The second part of this work is a paper outlining an inter-lab collaboration undertaken at Empa in Switzerland. Here the performance and limitations of ambient measurements of N2O and its isotopes were compared between different instruments using laser spectroscopy. Effects from trace gas and matrix composition were determined, and the non-linear relationship with N2O abundance was described. An extensive guideline was developed for how to produce reproducible measurements of N2O isotopes using these instruments, giving comparable precision to IRMS.
The last addition to this work details a project investigating a novel way of removing methane from a sample stream for the purpose of scrubbing gas for analysis. The motivation for this was the observed interference from methane on N2O measurements found in the inter-lab comparison.
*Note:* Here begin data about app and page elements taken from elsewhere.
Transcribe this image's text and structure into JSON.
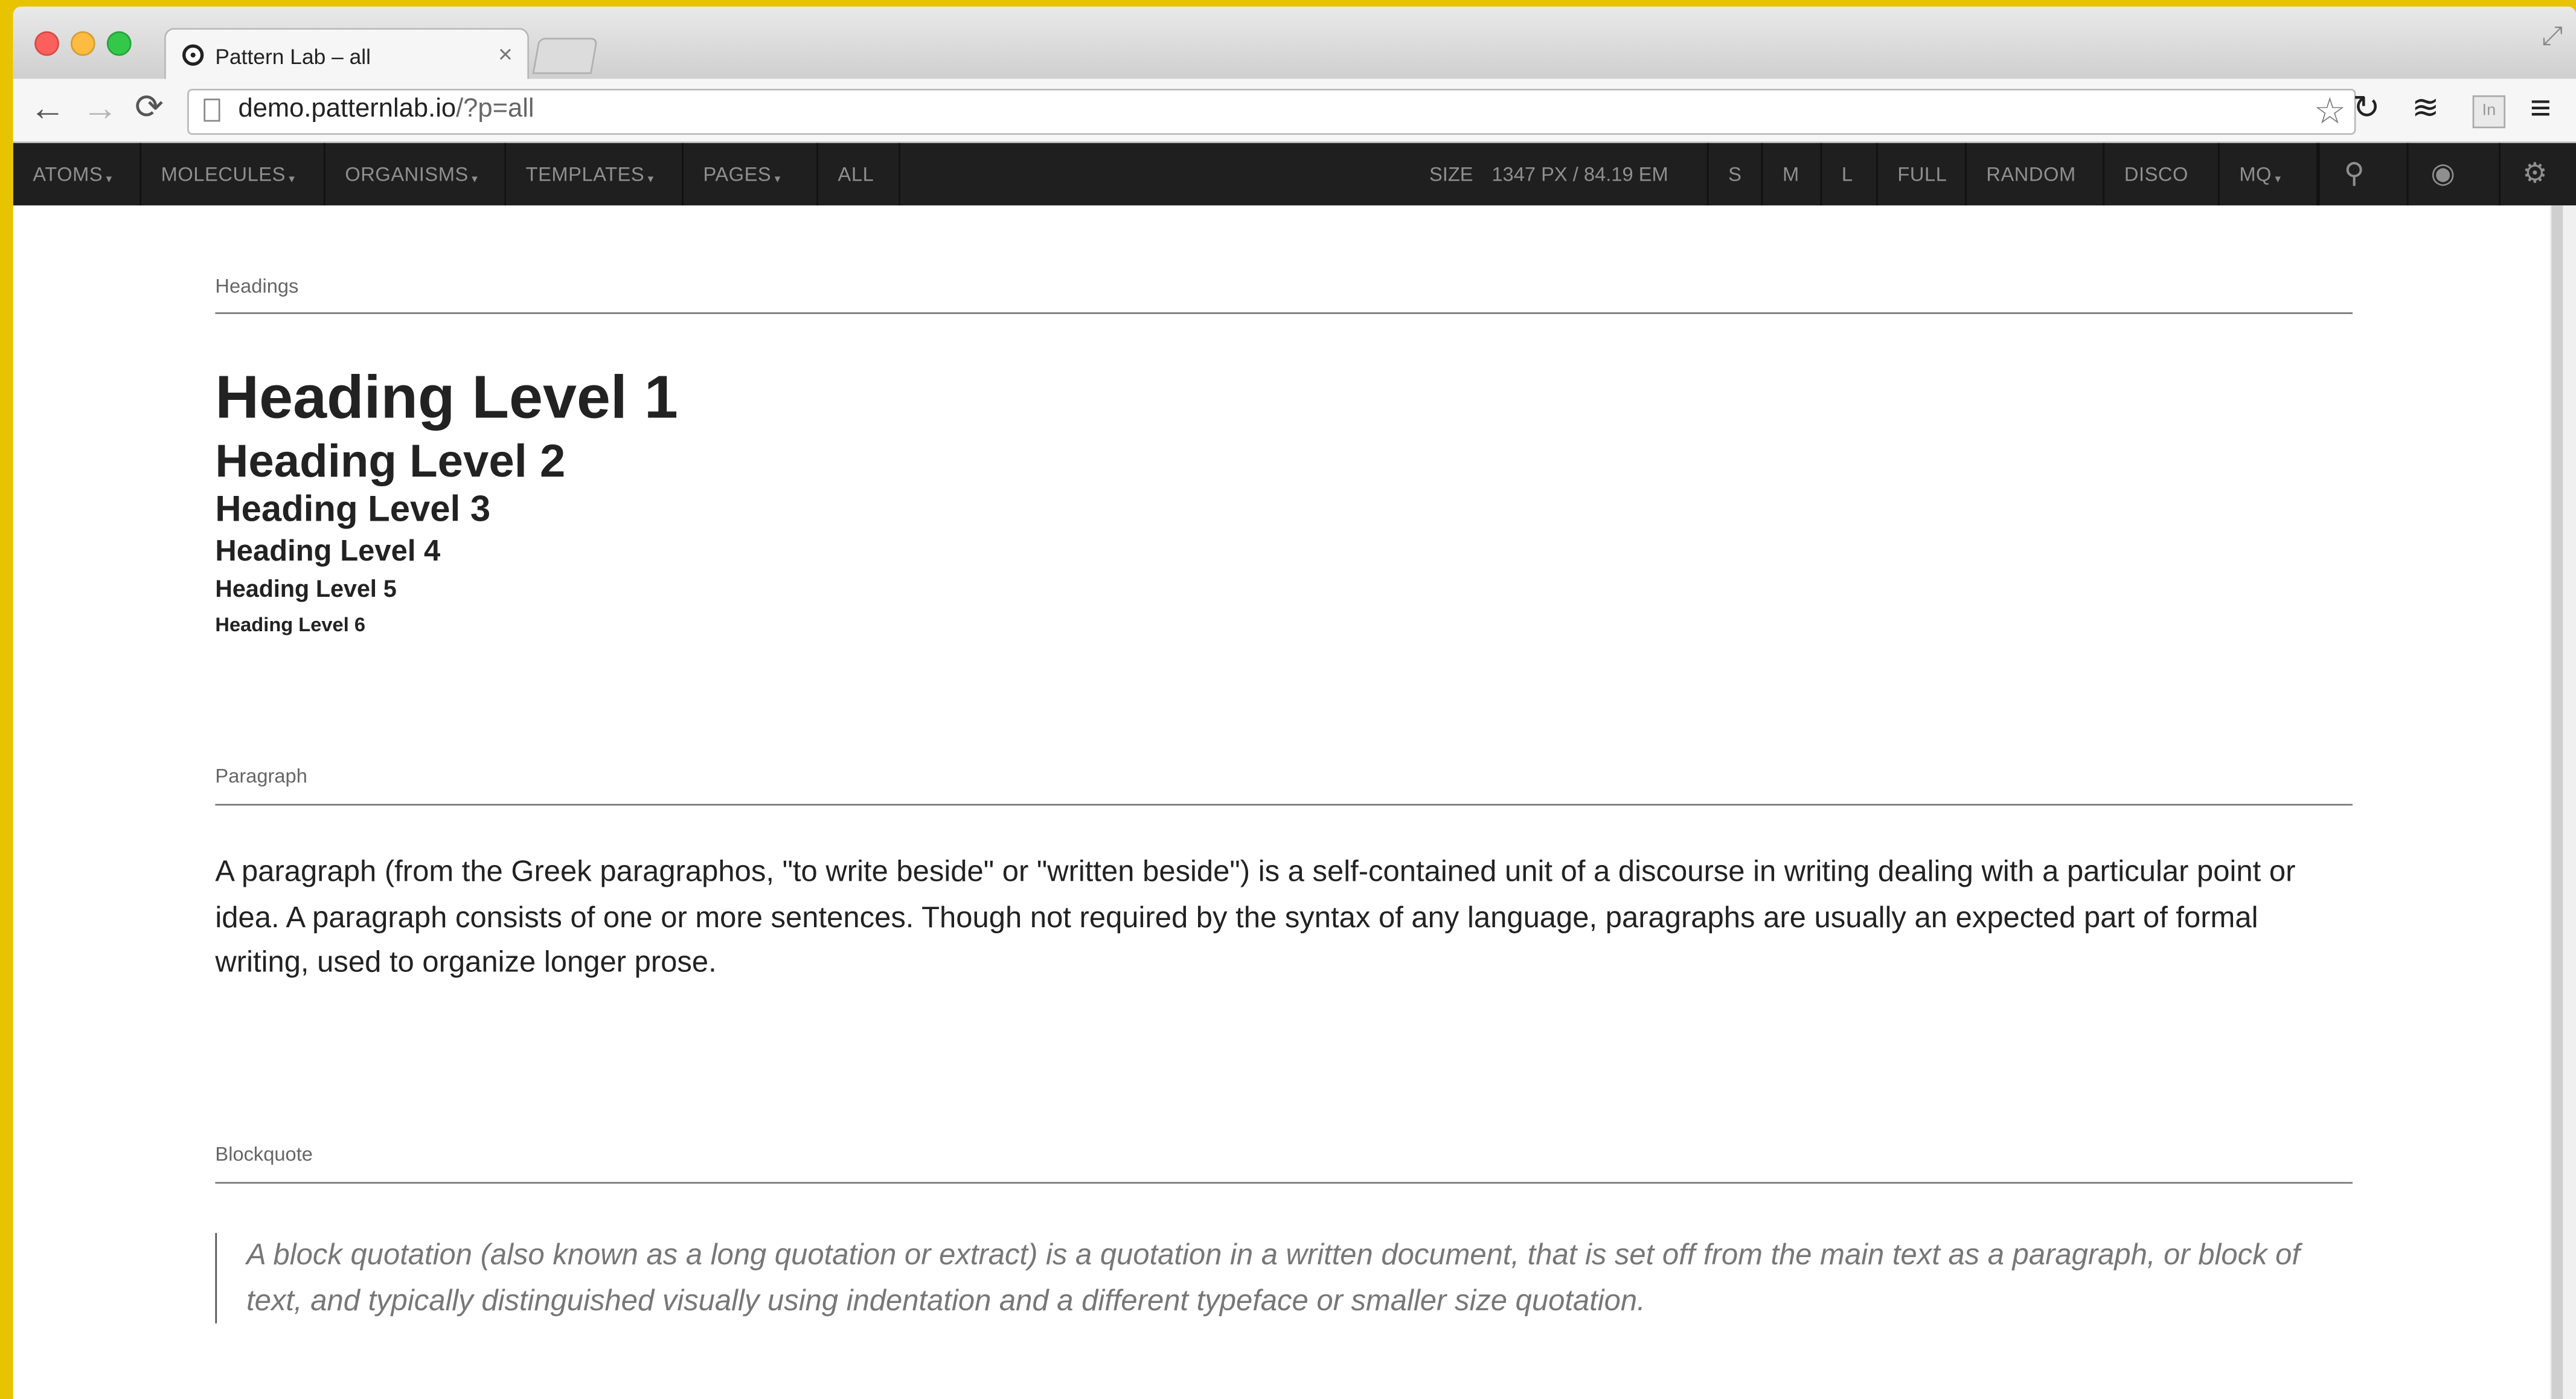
{
  "browser": {
    "tab_title": "Pattern Lab – all",
    "tab_close": "×",
    "url_host": "demo.patternlab.io",
    "url_path": "/?p=all",
    "icons": {
      "back": "←",
      "forward": "→",
      "reload": "⟳",
      "star": "☆",
      "ext_sync": "↻",
      "ext_layers": "≋",
      "ext_in": "In",
      "menu": "≡",
      "fullscreen": "⤢"
    }
  },
  "patternlab_nav": {
    "menus": [
      {
        "label": "ATOMS",
        "caret": "▾"
      },
      {
        "label": "MOLECULES",
        "caret": "▾"
      },
      {
        "label": "ORGANISMS",
        "caret": "▾"
      },
      {
        "label": "TEMPLATES",
        "caret": "▾"
      },
      {
        "label": "PAGES",
        "caret": "▾"
      }
    ],
    "all_label": "ALL",
    "size_label": "SIZE",
    "size_px": "1347 PX",
    "size_separator": " / ",
    "size_em": "84.19 EM",
    "size_buttons": [
      "S",
      "M",
      "L",
      "FULL",
      "RANDOM",
      "DISCO"
    ],
    "mq_label": "MQ",
    "mq_caret": "▾",
    "icons": {
      "search": "⚲",
      "eye": "◉",
      "gear": "⚙"
    }
  },
  "content": {
    "headings_section": {
      "label": "Headings",
      "h1": "Heading Level 1",
      "h2": "Heading Level 2",
      "h3": "Heading Level 3",
      "h4": "Heading Level 4",
      "h5": "Heading Level 5",
      "h6": "Heading Level 6"
    },
    "paragraph_section": {
      "label": "Paragraph",
      "text": "A paragraph (from the Greek paragraphos, \"to write beside\" or \"written beside\") is a self-contained unit of a discourse in writing dealing with a particular point or idea. A paragraph consists of one or more sentences. Though not required by the syntax of any language, paragraphs are usually an expected part of formal writing, used to organize longer prose."
    },
    "blockquote_section": {
      "label": "Blockquote",
      "text": "A block quotation (also known as a long quotation or extract) is a quotation in a written document, that is set off from the main text as a paragraph, or block of text, and typically distinguished visually using indentation and a different typeface or smaller size quotation."
    }
  },
  "colors": {
    "desktop": "#e8c400",
    "nav_background": "#1f1f1f",
    "nav_text": "#8f8f8f"
  }
}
This was done by photolyzing chlorine gas and let it speed up the oxidation path of methane, similar to the process in the atmosphere. A removal efficiency of 98% was achieved, and the effect of varying parameters was determined via a combination of experiments and modelling. Additional experiments are needed to determine if the achieved removal was sufficient to correct for the methane interference.

Supervisor
Prof. Thomas Blunier, Physics of Ice, Climate and Earth, Niels Bohr Institute, University of Copenhagen

Assessment of Committee
Assoc. Prof. Anders Svensson, Physics of Ice, Climate and Earth, Niels Bohr Institute, University of Copenhagen
Prof. Barth F. Smets, DTU ENVIRONMENT, Department of Environmental Engineering
Dr. Thomas Keith Bauska, British Antarctic Survey, Cambridge